§ **GOAL OF THE EXERCISE**
Output the line that contains "Give me the", then every line beneath it through the end of the records, exactly as given and with no other lines.

[Stored data entries]
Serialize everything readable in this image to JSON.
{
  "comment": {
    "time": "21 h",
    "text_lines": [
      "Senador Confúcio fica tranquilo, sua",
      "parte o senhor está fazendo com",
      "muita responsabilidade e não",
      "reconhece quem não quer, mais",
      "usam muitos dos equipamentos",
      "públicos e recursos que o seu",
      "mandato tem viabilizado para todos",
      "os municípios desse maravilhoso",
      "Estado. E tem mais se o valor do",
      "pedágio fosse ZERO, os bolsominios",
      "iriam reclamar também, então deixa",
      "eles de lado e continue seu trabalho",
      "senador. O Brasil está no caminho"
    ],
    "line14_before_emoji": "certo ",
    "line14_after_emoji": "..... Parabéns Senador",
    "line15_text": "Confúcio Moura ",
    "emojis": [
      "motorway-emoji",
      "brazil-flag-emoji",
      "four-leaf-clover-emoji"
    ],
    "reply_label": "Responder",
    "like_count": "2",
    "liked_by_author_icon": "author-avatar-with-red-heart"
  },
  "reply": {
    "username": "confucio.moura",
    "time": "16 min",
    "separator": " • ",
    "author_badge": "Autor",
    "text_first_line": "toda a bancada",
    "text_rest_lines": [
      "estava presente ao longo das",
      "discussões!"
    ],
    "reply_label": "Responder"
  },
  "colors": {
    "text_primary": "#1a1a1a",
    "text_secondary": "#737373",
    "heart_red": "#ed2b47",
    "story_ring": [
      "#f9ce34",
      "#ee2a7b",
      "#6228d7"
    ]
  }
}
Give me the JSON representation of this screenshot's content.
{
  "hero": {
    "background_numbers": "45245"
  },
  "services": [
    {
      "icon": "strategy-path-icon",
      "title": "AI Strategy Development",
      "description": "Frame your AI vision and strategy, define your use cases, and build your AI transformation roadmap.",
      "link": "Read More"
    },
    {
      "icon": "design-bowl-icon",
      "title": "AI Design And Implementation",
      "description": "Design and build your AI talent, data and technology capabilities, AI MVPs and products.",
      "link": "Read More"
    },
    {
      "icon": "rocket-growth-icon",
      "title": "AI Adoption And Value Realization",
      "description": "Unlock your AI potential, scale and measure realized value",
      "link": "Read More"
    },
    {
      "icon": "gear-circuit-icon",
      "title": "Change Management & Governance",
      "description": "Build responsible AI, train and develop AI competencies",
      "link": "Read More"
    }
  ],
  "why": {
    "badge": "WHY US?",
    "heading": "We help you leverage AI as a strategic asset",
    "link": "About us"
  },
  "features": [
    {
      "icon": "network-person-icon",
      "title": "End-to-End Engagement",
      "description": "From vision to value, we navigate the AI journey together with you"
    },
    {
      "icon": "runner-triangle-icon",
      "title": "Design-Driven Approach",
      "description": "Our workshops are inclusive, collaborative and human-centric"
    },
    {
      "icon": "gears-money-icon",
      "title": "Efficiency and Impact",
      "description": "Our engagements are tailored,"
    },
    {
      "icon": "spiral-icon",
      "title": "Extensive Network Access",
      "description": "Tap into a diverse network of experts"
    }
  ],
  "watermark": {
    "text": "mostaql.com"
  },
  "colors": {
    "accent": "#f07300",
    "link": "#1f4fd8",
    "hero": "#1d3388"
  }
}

§ **EXERCISE RESULT**
Give me the JSON representation of this screenshot's content.
{
  "hero": {
    "background_numbers": "45245"
  },
  "services": [
    {
      "icon": "strategy-path-icon",
      "title": "AI Strategy Development",
      "description": "Frame your AI vision and strategy, define your use cases, and build your AI transformation roadmap.",
      "link": "Read More"
    },
    {
      "icon": "design-bowl-icon",
      "title": "AI Design And Implementation",
      "description": "Design and build your AI talent, data and technology capabilities, AI MVPs and products.",
      "link": "Read More"
    },
    {
      "icon": "rocket-growth-icon",
      "title": "AI Adoption And Value Realization",
      "description": "Unlock your AI potential, scale and measure realized value",
      "link": "Read More"
    },
    {
      "icon": "gear-circuit-icon",
      "title": "Change Management & Governance",
      "description": "Build responsible AI, train and develop AI competencies",
      "link": "Read More"
    }
  ],
  "why": {
    "badge": "WHY US?",
    "heading": "We help you leverage AI as a strategic asset",
    "link": "About us"
  },
  "features": [
    {
      "icon": "network-person-icon",
      "title": "End-to-End Engagement",
      "description": "From vision to value, we navigate the AI journey together with you"
    },
    {
      "icon": "runner-triangle-icon",
      "title": "Design-Driven Approach",
      "description": "Our workshops are inclusive, collaborative and human-centric"
    },
    {
      "icon": "gears-money-icon",
      "title": "Efficiency and Impact",
      "description": "Our engagements are tailored,"
    },
    {
      "icon": "spiral-icon",
      "title": "Extensive Network Access",
      "description": "Tap into a diverse network of experts"
    }
  ],
  "watermark": {
    "text": "mostaql.com"
  },
  "colors": {
    "accent": "#f07300",
    "link": "#1f4fd8",
    "hero": "#1d3388"
  }
}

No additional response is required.